Because she considered the ceilings too high (a concept that is very hard for most of us to comprehend), Armani searched for a decorative way to bring the eye downward and create a more intimate space. The solution? Hand-painting the unusually shaped living room, the study, and the hallway that winds up to the master bedroom. For color she chose a shade of deep apricot, to which she added a series of dark-red and black stripes. "It's all about creating illusion," Armani explains.
And so it was that color—glorious, rich color—took over every room of the house, with the sole exception of the white-on-white master bedroom. Here, the custom-made fourposter bed is draped in white, gauzy fabric, the chairs slipcovered in white linen, and the walls done in the palest, faintest of blues.

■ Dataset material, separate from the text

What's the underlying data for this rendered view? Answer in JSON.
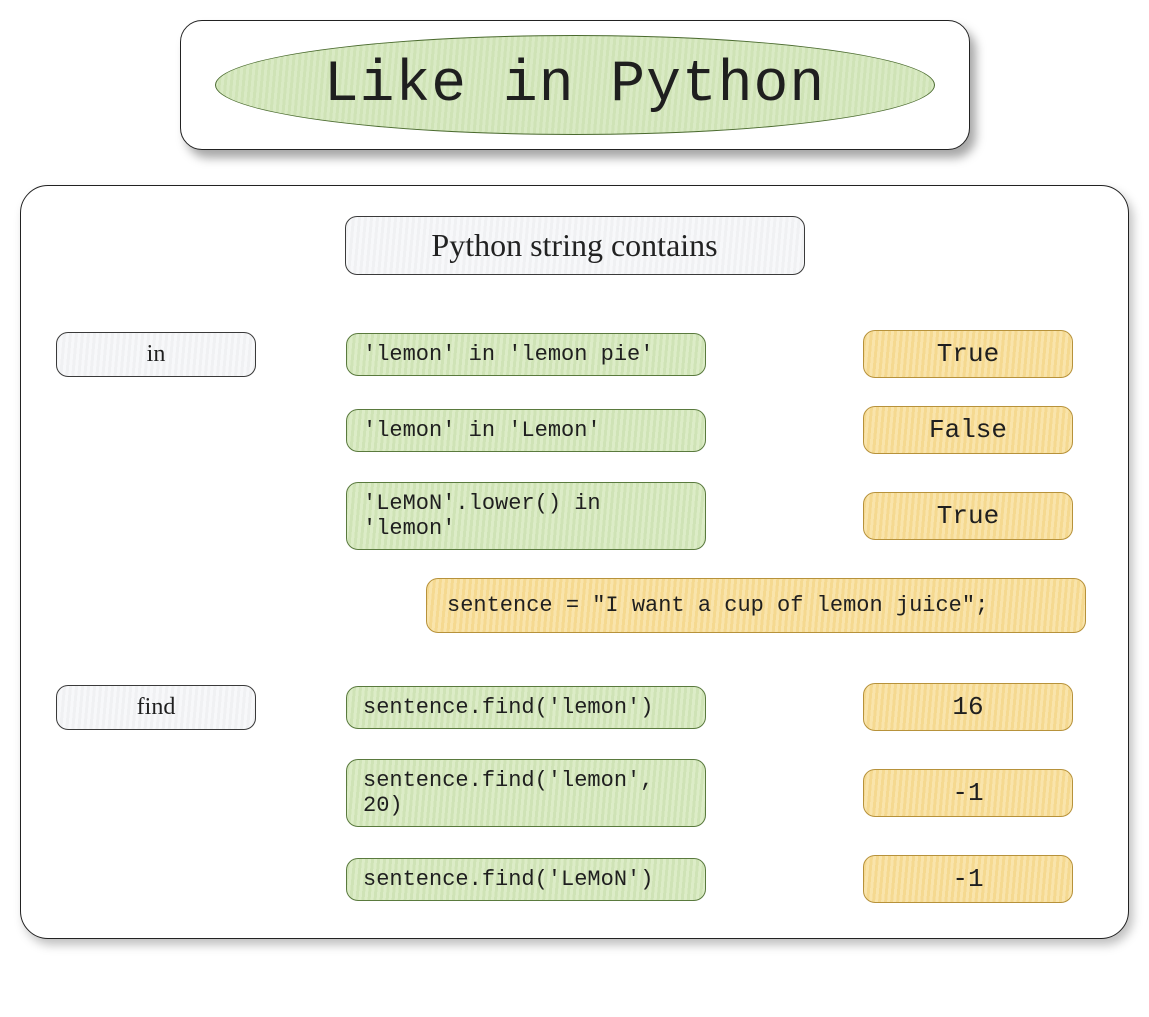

Comfort—which she defines as a place to sit and read the newspaper—is always uppermost in Armani's mind. Vintage French leather chairs and a sofa big enough to fall asleep on set the tone in the living room. In an adjoining study, a daybed is awash in Indian fabrics and tasseled bolsters from Lisa Corti, a Milan shop that specializes in out-of-the-ordinary textiles and pillows. (For additional Milan shops, see the Travel Guide.) The overall look is a mix of textures, colors, and disparate objects that live well together. There is no rigidity here, rather a sense of freewheeling discovery.
Sitting in her living room with her six-year-old Norfolk terrier, Tina, perched beside her, Armani surveys the apartment. She gets up, moves a vase on the mantelpiece a few inches this way and that, smiles at a Burmese Buddha ("I'm happy when I see him"), adjusts the fold of an embroidered throw on the daybed. "I adore all my things," she says. "It's not interesting to have only that one best-in-the-world piece. When I love something, I put it with something else that I love. That's just the way I live."